- Assigned task: Scan the entries below for the word "content". Copy out every line in which it occurs.

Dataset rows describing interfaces

----

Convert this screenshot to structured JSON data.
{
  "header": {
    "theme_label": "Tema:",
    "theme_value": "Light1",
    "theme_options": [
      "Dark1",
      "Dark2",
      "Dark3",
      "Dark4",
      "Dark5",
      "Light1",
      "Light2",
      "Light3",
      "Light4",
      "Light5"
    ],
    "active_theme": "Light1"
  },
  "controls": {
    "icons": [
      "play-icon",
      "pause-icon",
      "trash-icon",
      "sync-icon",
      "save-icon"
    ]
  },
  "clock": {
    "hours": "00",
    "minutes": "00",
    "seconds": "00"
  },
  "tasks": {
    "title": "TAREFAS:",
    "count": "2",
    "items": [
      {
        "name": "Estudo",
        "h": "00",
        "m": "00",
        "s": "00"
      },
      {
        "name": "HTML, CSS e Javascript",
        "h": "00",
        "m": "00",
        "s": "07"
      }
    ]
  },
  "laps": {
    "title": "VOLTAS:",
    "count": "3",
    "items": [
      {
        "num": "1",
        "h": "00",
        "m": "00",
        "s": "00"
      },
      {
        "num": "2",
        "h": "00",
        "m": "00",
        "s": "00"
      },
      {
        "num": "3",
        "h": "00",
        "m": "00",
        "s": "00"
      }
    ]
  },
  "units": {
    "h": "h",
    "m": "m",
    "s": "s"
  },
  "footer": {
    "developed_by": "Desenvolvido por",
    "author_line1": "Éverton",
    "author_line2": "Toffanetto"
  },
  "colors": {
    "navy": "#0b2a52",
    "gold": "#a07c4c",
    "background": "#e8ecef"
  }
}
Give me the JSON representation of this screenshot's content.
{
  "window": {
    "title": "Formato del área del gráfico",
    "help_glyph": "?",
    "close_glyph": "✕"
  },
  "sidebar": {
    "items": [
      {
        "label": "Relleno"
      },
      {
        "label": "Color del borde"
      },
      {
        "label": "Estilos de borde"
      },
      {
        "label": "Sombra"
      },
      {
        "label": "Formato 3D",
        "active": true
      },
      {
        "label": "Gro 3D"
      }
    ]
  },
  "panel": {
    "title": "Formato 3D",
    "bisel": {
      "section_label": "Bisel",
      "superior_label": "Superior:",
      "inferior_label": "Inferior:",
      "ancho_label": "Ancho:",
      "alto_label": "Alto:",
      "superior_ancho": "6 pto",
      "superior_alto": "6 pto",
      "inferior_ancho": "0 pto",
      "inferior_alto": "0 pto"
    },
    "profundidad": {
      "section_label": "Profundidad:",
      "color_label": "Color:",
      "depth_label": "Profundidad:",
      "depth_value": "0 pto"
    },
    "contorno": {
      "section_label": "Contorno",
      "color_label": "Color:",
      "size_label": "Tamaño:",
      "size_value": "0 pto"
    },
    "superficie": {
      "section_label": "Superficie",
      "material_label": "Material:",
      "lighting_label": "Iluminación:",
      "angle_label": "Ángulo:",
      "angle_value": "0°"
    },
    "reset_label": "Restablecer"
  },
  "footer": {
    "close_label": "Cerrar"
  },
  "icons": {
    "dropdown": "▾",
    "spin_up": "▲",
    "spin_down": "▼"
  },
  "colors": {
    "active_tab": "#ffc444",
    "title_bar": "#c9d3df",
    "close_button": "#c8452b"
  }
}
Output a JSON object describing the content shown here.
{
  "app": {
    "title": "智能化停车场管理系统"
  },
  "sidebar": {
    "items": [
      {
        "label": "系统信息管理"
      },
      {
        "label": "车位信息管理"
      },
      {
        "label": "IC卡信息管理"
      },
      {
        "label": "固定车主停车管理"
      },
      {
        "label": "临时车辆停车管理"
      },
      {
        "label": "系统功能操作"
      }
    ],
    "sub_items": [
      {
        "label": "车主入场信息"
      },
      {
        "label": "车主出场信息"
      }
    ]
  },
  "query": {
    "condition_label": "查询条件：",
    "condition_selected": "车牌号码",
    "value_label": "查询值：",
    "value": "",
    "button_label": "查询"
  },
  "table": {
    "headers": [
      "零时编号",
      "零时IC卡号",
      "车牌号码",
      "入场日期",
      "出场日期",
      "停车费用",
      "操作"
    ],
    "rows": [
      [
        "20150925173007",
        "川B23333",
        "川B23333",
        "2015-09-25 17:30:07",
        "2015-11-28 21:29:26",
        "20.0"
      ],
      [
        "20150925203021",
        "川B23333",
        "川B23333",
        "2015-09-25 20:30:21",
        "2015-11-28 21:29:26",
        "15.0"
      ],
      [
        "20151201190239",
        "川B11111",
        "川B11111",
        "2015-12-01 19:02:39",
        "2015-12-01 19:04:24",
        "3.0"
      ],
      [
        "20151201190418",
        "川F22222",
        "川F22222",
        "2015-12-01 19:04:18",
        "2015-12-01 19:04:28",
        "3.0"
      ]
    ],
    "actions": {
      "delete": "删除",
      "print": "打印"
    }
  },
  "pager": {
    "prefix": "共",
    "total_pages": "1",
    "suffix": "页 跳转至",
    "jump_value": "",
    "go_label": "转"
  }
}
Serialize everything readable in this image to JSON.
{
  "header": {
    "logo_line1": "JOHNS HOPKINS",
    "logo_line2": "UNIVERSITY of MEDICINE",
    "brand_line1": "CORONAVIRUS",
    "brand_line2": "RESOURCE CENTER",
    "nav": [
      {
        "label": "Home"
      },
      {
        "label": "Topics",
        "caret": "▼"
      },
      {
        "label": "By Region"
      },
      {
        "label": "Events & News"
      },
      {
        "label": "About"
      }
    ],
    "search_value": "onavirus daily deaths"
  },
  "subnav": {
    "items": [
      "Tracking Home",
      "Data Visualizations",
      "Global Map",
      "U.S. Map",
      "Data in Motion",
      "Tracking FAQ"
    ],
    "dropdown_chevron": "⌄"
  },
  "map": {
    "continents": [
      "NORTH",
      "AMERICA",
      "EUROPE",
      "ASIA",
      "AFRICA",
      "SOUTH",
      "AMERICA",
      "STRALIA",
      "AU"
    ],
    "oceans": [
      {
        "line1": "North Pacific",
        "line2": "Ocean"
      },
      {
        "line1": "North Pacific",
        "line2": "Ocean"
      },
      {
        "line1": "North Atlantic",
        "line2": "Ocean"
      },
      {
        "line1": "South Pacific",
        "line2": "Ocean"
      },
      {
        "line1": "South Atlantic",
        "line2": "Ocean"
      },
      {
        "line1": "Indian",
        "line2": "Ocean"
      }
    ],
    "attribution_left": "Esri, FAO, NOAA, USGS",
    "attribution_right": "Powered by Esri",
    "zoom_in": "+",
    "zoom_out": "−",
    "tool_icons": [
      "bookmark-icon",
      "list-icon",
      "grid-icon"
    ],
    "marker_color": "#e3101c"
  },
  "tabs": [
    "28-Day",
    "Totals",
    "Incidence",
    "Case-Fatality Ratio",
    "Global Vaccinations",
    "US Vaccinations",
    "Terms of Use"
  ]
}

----

- Answer for this exercise:
Give me the JSON representation of this screenshot's content.
Output a JSON object describing the content shown here.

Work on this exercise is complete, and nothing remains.